■ **Instructions for the task**
Write the listing out again, exactly as it reads below.

■ **Provided records**
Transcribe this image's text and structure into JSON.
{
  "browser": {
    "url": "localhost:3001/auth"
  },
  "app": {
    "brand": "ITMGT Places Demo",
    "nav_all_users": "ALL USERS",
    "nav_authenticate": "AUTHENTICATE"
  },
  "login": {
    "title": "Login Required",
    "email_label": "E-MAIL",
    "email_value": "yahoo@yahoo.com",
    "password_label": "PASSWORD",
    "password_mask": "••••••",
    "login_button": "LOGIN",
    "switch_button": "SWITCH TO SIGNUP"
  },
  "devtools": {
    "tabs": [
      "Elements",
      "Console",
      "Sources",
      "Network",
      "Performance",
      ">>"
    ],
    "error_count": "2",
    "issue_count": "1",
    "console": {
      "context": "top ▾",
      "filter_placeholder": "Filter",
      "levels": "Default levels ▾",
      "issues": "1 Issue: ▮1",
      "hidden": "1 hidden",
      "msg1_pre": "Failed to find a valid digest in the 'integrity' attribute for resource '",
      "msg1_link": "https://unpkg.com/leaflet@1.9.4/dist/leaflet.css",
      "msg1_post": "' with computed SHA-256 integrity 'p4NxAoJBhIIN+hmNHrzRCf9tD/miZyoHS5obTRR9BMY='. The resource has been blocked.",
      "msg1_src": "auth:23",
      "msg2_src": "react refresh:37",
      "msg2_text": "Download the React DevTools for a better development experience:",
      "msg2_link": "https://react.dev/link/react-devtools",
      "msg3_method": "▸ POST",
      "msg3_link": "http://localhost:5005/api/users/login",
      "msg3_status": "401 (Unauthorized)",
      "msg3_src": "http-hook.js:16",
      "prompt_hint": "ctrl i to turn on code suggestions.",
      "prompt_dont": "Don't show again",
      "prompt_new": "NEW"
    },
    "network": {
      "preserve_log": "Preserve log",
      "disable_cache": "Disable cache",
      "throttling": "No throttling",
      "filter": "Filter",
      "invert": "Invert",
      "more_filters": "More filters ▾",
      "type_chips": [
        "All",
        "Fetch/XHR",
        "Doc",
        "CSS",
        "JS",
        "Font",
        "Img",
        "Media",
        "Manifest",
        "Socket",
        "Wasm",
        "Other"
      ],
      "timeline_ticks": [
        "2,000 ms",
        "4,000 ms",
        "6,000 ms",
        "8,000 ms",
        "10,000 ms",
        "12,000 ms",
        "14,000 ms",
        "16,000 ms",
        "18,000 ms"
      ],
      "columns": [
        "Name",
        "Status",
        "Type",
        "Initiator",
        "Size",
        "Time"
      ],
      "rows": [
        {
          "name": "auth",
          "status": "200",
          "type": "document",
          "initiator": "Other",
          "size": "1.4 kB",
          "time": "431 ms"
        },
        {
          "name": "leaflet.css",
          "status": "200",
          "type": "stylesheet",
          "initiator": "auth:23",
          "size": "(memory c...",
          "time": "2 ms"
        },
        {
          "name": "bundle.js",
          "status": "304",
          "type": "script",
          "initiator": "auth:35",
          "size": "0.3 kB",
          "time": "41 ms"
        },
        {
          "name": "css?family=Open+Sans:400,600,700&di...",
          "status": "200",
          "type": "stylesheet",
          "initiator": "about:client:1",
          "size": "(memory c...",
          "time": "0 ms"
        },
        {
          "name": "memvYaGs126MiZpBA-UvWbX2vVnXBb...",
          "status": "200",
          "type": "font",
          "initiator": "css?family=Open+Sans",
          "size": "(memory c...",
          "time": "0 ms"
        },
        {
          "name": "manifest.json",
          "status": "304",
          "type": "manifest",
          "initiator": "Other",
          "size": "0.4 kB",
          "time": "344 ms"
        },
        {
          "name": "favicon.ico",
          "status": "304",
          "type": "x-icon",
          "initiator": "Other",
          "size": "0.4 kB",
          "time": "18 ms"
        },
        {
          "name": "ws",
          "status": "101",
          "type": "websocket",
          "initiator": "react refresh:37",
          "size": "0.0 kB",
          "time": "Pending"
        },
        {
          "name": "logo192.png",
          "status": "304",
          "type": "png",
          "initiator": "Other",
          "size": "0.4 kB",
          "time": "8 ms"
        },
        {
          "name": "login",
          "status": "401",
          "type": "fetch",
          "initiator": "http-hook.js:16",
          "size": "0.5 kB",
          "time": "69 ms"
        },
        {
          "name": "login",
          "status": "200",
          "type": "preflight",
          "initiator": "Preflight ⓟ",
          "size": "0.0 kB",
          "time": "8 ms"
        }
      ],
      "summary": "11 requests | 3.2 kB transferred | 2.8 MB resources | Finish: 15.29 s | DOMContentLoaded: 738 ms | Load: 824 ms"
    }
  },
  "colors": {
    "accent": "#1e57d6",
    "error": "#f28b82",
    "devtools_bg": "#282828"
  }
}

■ **Response**
Transcribe this image's text and structure into JSON.
{
  "browser": {
    "url": "localhost:3001/auth"
  },
  "app": {
    "brand": "ITMGT Places Demo",
    "nav_all_users": "ALL USERS",
    "nav_authenticate": "AUTHENTICATE"
  },
  "login": {
    "title": "Login Required",
    "email_label": "E-MAIL",
    "email_value": "yahoo@yahoo.com",
    "password_label": "PASSWORD",
    "password_mask": "••••••",
    "login_button": "LOGIN",
    "switch_button": "SWITCH TO SIGNUP"
  },
  "devtools": {
    "tabs": [
      "Elements",
      "Console",
      "Sources",
      "Network",
      "Performance",
      ">>"
    ],
    "error_count": "2",
    "issue_count": "1",
    "console": {
      "context": "top ▾",
      "filter_placeholder": "Filter",
      "levels": "Default levels ▾",
      "issues": "1 Issue: ▮1",
      "hidden": "1 hidden",
      "msg1_pre": "Failed to find a valid digest in the 'integrity' attribute for resource '",
      "msg1_link": "https://unpkg.com/leaflet@1.9.4/dist/leaflet.css",
      "msg1_post": "' with computed SHA-256 integrity 'p4NxAoJBhIIN+hmNHrzRCf9tD/miZyoHS5obTRR9BMY='. The resource has been blocked.",
      "msg1_src": "auth:23",
      "msg2_src": "react refresh:37",
      "msg2_text": "Download the React DevTools for a better development experience:",
      "msg2_link": "https://react.dev/link/react-devtools",
      "msg3_method": "▸ POST",
      "msg3_link": "http://localhost:5005/api/users/login",
      "msg3_status": "401 (Unauthorized)",
      "msg3_src": "http-hook.js:16",
      "prompt_hint": "ctrl i to turn on code suggestions.",
      "prompt_dont": "Don't show again",
      "prompt_new": "NEW"
    },
    "network": {
      "preserve_log": "Preserve log",
      "disable_cache": "Disable cache",
      "throttling": "No throttling",
      "filter": "Filter",
      "invert": "Invert",
      "more_filters": "More filters ▾",
      "type_chips": [
        "All",
        "Fetch/XHR",
        "Doc",
        "CSS",
        "JS",
        "Font",
        "Img",
        "Media",
        "Manifest",
        "Socket",
        "Wasm",
        "Other"
      ],
      "timeline_ticks": [
        "2,000 ms",
        "4,000 ms",
        "6,000 ms",
        "8,000 ms",
        "10,000 ms",
        "12,000 ms",
        "14,000 ms",
        "16,000 ms",
        "18,000 ms"
      ],
      "columns": [
        "Name",
        "Status",
        "Type",
        "Initiator",
        "Size",
        "Time"
      ],
      "rows": [
        {
          "name": "auth",
          "status": "200",
          "type": "document",
          "initiator": "Other",
          "size": "1.4 kB",
          "time": "431 ms"
        },
        {
          "name": "leaflet.css",
          "status": "200",
          "type": "stylesheet",
          "initiator": "auth:23",
          "size": "(memory c...",
          "time": "2 ms"
        },
        {
          "name": "bundle.js",
          "status": "304",
          "type": "script",
          "initiator": "auth:35",
          "size": "0.3 kB",
          "time": "41 ms"
        },
        {
          "name": "css?family=Open+Sans:400,600,700&di...",
          "status": "200",
          "type": "stylesheet",
          "initiator": "about:client:1",
          "size": "(memory c...",
          "time": "0 ms"
        },
        {
          "name": "memvYaGs126MiZpBA-UvWbX2vVnXBb...",
          "status": "200",
          "type": "font",
          "initiator": "css?family=Open+Sans",
          "size": "(memory c...",
          "time": "0 ms"
        },
        {
          "name": "manifest.json",
          "status": "304",
          "type": "manifest",
          "initiator": "Other",
          "size": "0.4 kB",
          "time": "344 ms"
        },
        {
          "name": "favicon.ico",
          "status": "304",
          "type": "x-icon",
          "initiator": "Other",
          "size": "0.4 kB",
          "time": "18 ms"
        },
        {
          "name": "ws",
          "status": "101",
          "type": "websocket",
          "initiator": "react refresh:37",
          "size": "0.0 kB",
          "time": "Pending"
        },
        {
          "name": "logo192.png",
          "status": "304",
          "type": "png",
          "initiator": "Other",
          "size": "0.4 kB",
          "time": "8 ms"
        },
        {
          "name": "login",
          "status": "401",
          "type": "fetch",
          "initiator": "http-hook.js:16",
          "size": "0.5 kB",
          "time": "69 ms"
        },
        {
          "name": "login",
          "status": "200",
          "type": "preflight",
          "initiator": "Preflight ⓟ",
          "size": "0.0 kB",
          "time": "8 ms"
        }
      ],
      "summary": "11 requests | 3.2 kB transferred | 2.8 MB resources | Finish: 15.29 s | DOMContentLoaded: 738 ms | Load: 824 ms"
    }
  },
  "colors": {
    "accent": "#1e57d6",
    "error": "#f28b82",
    "devtools_bg": "#282828"
  }
}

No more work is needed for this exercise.